As Chair of the Committee for Free Trade Unionism, he was a forceful advocate of independent labor unions in Cuba and criticized Western unions’ engagement with the Communist regime’s state-run transmission-belt organizations.
He wrote that the committee supports “the right of Freedom of Association – the right [of workers] to form and join unions of their own choosing, run by people they elect.” The CFTU’s purpose was “to assist workers in Cuba struggling to assert that right – in the face of their government’s insistence that only one union, guided by the Communist Party, can represent them, and against the background of continuing imprisonment and harassment of those who think otherwise.”
“Either you stand on the side of democratic forces or you don’t,” he said. “And you have to have some standard by which to judge whether something is a free and democratic trade union or it’s not.”
A Bronx janitor’s son, Mr. Donahue worked as a baker, a bus driver, a merchant seaman and a doorman at Radio City Music Hall and later became a lawyer, an assistant secretary of labor in Washington and one of the most influential leaders of the postwar trade union movement, The Times notes:
He worked in Paris from 1957 to 1960 for the Free Europe Committee, an American labor program that aided union exiles from Communist countries.
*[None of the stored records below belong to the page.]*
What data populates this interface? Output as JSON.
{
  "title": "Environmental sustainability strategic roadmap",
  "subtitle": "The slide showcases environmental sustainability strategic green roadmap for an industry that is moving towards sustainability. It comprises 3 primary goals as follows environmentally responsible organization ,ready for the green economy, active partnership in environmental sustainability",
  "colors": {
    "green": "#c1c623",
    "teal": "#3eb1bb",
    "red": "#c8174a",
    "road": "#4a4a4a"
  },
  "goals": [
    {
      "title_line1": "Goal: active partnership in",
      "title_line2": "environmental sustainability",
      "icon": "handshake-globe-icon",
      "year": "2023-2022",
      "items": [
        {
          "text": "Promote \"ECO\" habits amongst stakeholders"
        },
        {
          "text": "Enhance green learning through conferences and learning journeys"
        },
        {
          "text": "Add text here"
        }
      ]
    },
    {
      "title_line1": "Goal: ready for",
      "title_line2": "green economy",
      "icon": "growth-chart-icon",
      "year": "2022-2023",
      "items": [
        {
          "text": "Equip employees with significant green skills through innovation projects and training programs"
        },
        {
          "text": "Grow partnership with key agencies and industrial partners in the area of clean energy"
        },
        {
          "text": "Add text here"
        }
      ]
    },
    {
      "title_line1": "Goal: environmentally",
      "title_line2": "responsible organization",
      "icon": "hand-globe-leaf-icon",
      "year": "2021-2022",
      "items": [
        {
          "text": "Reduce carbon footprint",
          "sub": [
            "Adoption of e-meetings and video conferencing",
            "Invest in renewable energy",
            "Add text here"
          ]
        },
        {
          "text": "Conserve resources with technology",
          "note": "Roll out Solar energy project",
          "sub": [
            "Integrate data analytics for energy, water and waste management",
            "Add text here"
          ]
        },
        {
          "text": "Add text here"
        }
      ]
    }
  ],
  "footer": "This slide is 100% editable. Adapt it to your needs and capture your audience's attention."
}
On returning, he became an aide to the president of the Service Employees International Union for seven years, moving to Washington in 1963. He was an assistant secretary of labor in the Lyndon B. Johnson administration from 1967 to 1969.
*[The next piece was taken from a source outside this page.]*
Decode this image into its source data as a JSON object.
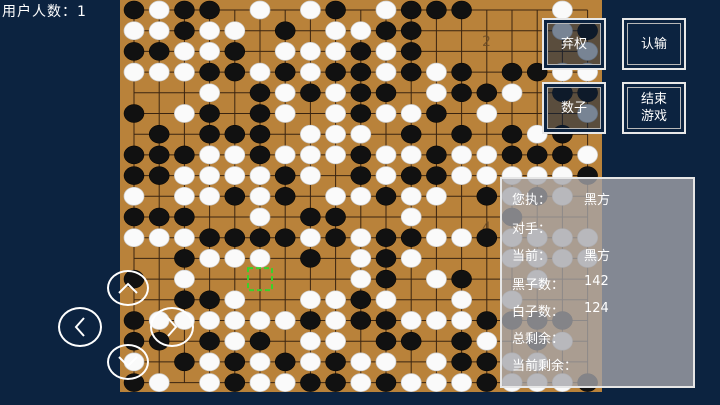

Donahue argued that when it comes to attracting new members, the AFL-CIO needs to change its emphasis from simple militancy to a more nuanced approach, his former colleague Phil Fishman observed in The American Interest. Most American workers in the new economy want “respect, decent work opportunities and education opportunities and advancement, rather than marching and demonstrating….Prospective members in most industries don’t want to join the union to go to war”, Donahue said.
The New York Times described Donahue’s 1985 report on The Changing Situation of Workers and Their Unions as “the first of its type in the history of the nearly 35-year-old AFL-CIO,” while American Federation of Teachers president Albert Shanker described it as “a revolutionary document.” His vision ultimately laid the groundwork for innovations that shaped organized labor’s response to a post-industrial s, including:
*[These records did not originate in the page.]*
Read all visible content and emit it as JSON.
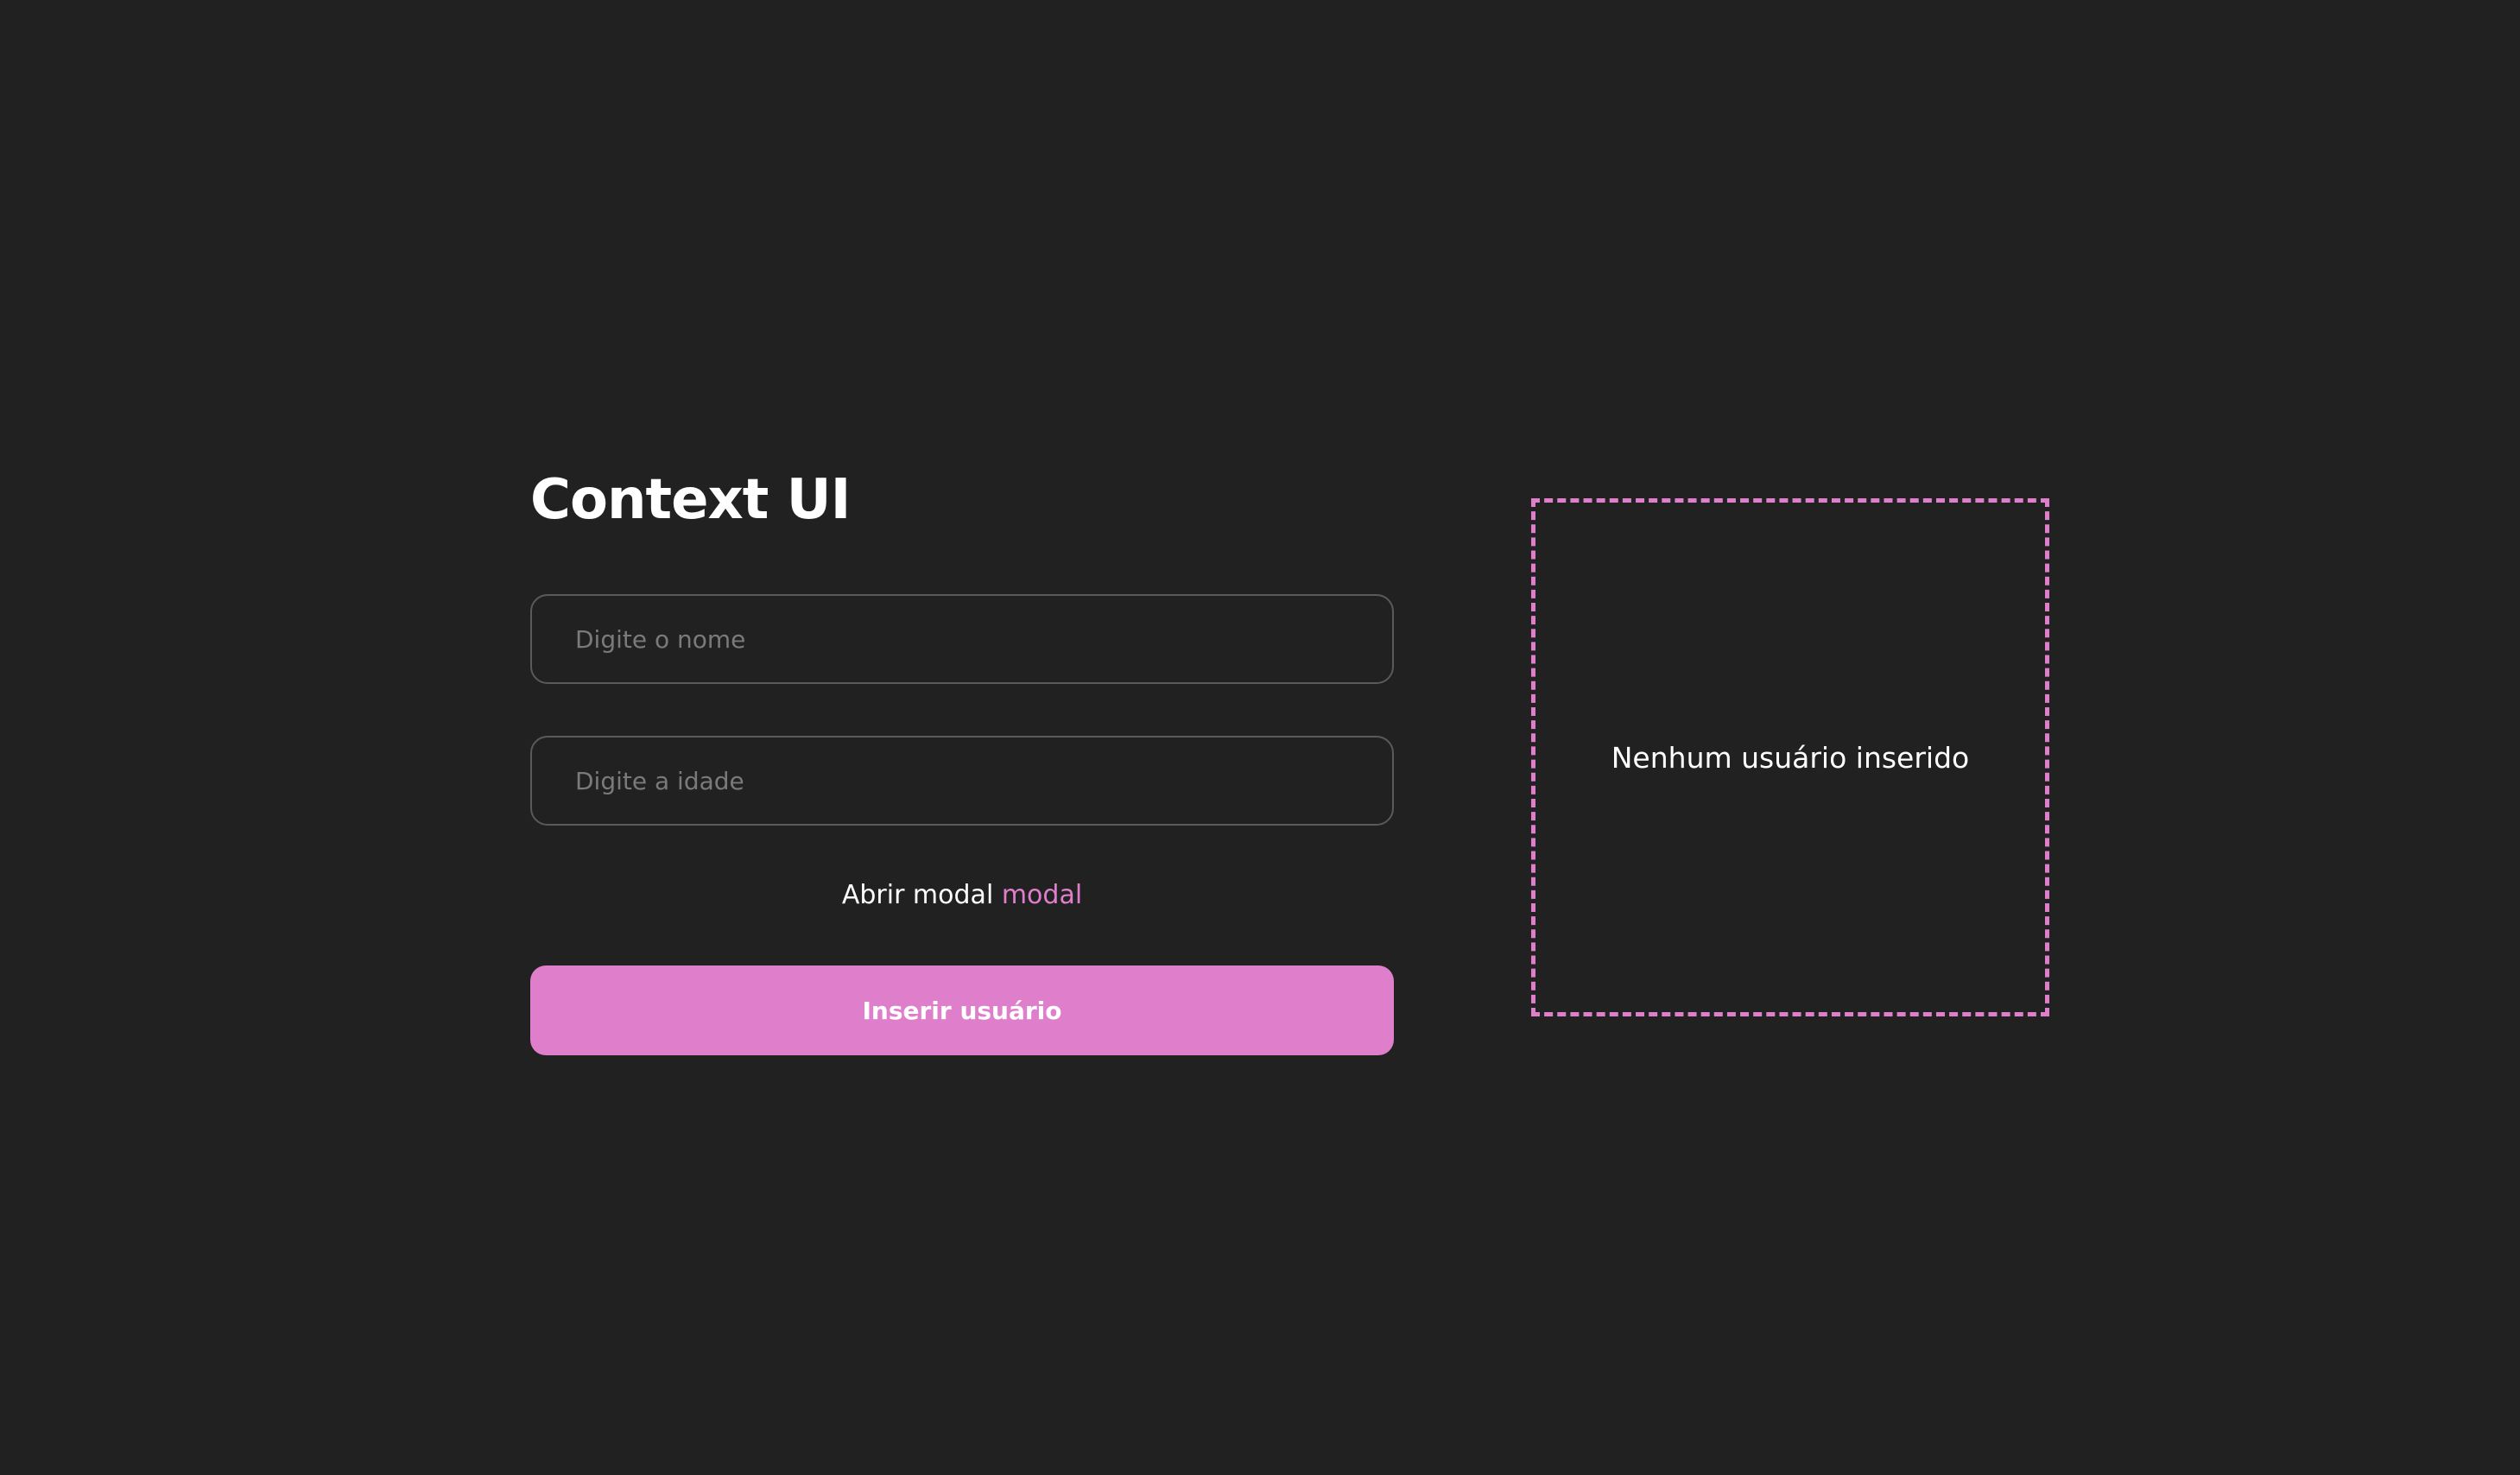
{
  "header": {
    "title": "Context UI"
  },
  "form": {
    "name_placeholder": "Digite o nome",
    "age_placeholder": "Digite a idade",
    "name_value": "",
    "age_value": "",
    "modal_text": "Abrir modal",
    "modal_link": "modal",
    "submit_label": "Inserir usuário"
  },
  "users_panel": {
    "empty_message": "Nenhum usuário inserido"
  },
  "colors": {
    "background": "#212121",
    "accent": "#df7fcb",
    "text": "#ffffff",
    "input_border": "#5a5a5a",
    "placeholder": "#7a7a7a"
  }
}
- Union Privilege, which today offers an array of Union Plus consumer benefits to union members and retirees, including mortgage assistance, credit cards with provisions for laid-off and striking workers, supplemental Medicare insurance, and discounts on vision and dental care; and,
- Working America, the AFL-CIO’s community affiliate for “workers without the benefit of a workplace union” who support “good jobs, affordable health care, world-class education, secure retirements, real homeland security and more” and are eligible for Union Plus benefits.
- The AFL-CIO Organizing Institute (OI) launched in 1989. “One of my proudest accomplishments as AFL-CIO secretary-treasurer was our creation of the AFL-CIO Organizing Institute to recruit and train organizers,” he said in 1995.
Mr. Donahue’s marriage to Natalie Kiernan ended in divorce, The Post adds. A son from their marriage, Thomas R. Donahue III, died in 2018. In addition to his wife, of Washington, survivors include a daughter from his first marriage, Nancy Donahue of Annandale, Va.; and six grandchildren.
*In 1979, Tom married Rachelle Horowitz (right), a close associate of civil rights leader Bayard Rustin and one of the socialists who ‘made’ the landmark 1963 March on Washington. She later served as Political Director for the American Federation of Teachers and as a board member of the National Democratic Institute (NDI).
— Democracy Digest (@demdigest) February 21, 2023